For years Trent Jones (no relation to golf's Bobby Jones) combined his engineering ability with a quiet knack for public relations so effectively that he was the only golf course architect the public had ever heard of. But recently tumultuous Dick Wilson (he acquired the new first name in grammar school) has attained equal if not higher status, and the two are now engaged in a running active dispute that is only sometimes friendly. In theory, practice and personality Jones and Wilson have as much resemblance as a pitching wedge and a brassie. About the only point on which the two agree, in fact, is that theirs is a complex, difficult and sadly misunderstood profession.
" Wilson is a fine architect," says Jones charitably, "but he tends to mimic a bit too much. He uses some holes over and over again, and he builds too many doglegs. On some courses he'll dogleg 14 of the 18 holes."
" Jones is a nice fella and a good friend of mine," says Wilson, just as charitably. "But as far as his work is concerned, I think he gives an impression of too many straight lines. Straight lines are something you want to get away from."
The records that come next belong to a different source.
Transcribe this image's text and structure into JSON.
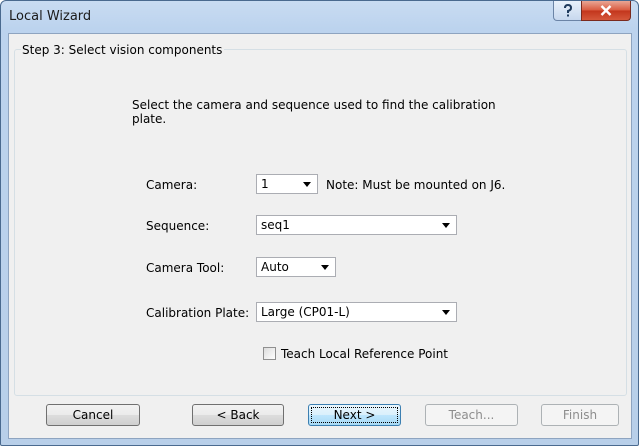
{
  "window": {
    "title": "Local Wizard",
    "help_glyph": "?",
    "close_glyph": "x"
  },
  "step": {
    "title": "Step 3: Select vision components"
  },
  "instruction": "Select the camera and sequence used to find the calibration plate.",
  "fields": {
    "camera": {
      "label": "Camera:",
      "value": "1",
      "note": "Note: Must be mounted on J6."
    },
    "sequence": {
      "label": "Sequence:",
      "value": "seq1"
    },
    "camera_tool": {
      "label": "Camera Tool:",
      "value": "Auto"
    },
    "calibration_plate": {
      "label": "Calibration Plate:",
      "value": "Large (CP01-L)"
    }
  },
  "teach_checkbox": {
    "label": "Teach Local Reference Point",
    "checked": false
  },
  "buttons": {
    "cancel": "Cancel",
    "back": "< Back",
    "next": "Next >",
    "teach": "Teach...",
    "finish": "Finish"
  },
  "icons": [
    "help-icon",
    "close-icon",
    "dropdown-arrow-icon",
    "checkbox"
  ]
}
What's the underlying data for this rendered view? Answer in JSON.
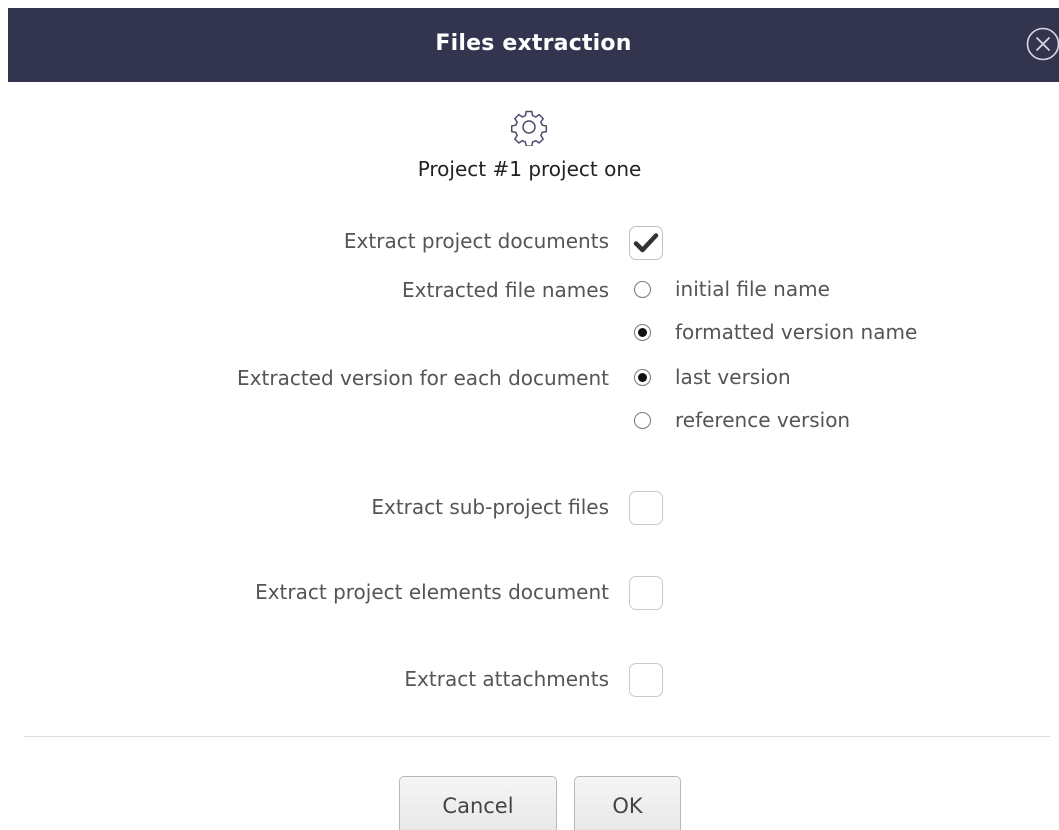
{
  "dialog": {
    "title": "Files extraction",
    "close_icon": "close-circle-icon",
    "header_icon": "gear-icon",
    "project_name": "Project #1 project one"
  },
  "colors": {
    "titlebar_bg": "#33354f",
    "title_text": "#ffffff",
    "label_text": "#555555"
  },
  "options": {
    "extract_project_documents": {
      "label": "Extract project documents",
      "checked": true
    },
    "extracted_file_names": {
      "label": "Extracted file names",
      "choices": [
        "initial file name",
        "formatted version name"
      ],
      "selected": "formatted version name"
    },
    "extracted_version": {
      "label": "Extracted version for each document",
      "choices": [
        "last version",
        "reference version"
      ],
      "selected": "last version"
    },
    "extract_subproject_files": {
      "label": "Extract sub-project files",
      "checked": false
    },
    "extract_project_elements_document": {
      "label": "Extract project elements document",
      "checked": false
    },
    "extract_attachments": {
      "label": "Extract attachments",
      "checked": false
    }
  },
  "buttons": {
    "cancel": "Cancel",
    "ok": "OK"
  }
}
" Wilson copies a lot of our ideas," says Jones, jabbing away relentlessly. "The long tees, the flanked trapping. We got a lot of fun out of this last year when we were putting in the Country Club of Miami and Wilson was near by building Doral. He'd come over to our course, take a look at some of the things we were doing, then run back and put the same things in at Doral. And another thing, I could design a course that everyone would think had been done by Wilson, but he couldn't ever build a Jones course."
"For heaven's sake!" (or words to that effect), says Wilson. "If I'd wanted to copy anything I'd have picked a better course than the Country Club of Miami. I never copied a golf hole in my life, even one of my own. Besides, Jones's work is too much on the artificial, manufactured side to suit me. It doesn't fit the ground as well as it should because he hasn't made enough effort to fit it. Even from the very first his work never showed this effort. Look at it like this. You can put a beautiful woman in an expensive dress, but if the dress doesn't fit, neither the woman nor the dress is going to look any good at all. It's the same with building a golf course. You got to cut the course to fit the property."
No matter what they say about each other, both architects are too good-natured to become overly wrought by their verbal scuffling. And they are too busy. Jones has built some of the hemisphere's most magnificent and best-known courses. Peachtree near Atlanta is his, the Dunes in Myrtle Beach, S.C., Dorado in Puerto Rico and Pauma Valley in California are his, too. So are the glamorous resort-area courses that are being built in Hawaii, the Philippines, Colombia, Jamaica and Spain. For years the directors of major tournaments have had a way of unfailingly summoning Jones when they wanted to toughen up their courses to torment the pros. Thus Oakland Hills and Baltusrol called him in before their U.S. Opens, as did Firestone prior to the 1960 PGA. His work became a prestige symbol in golfing.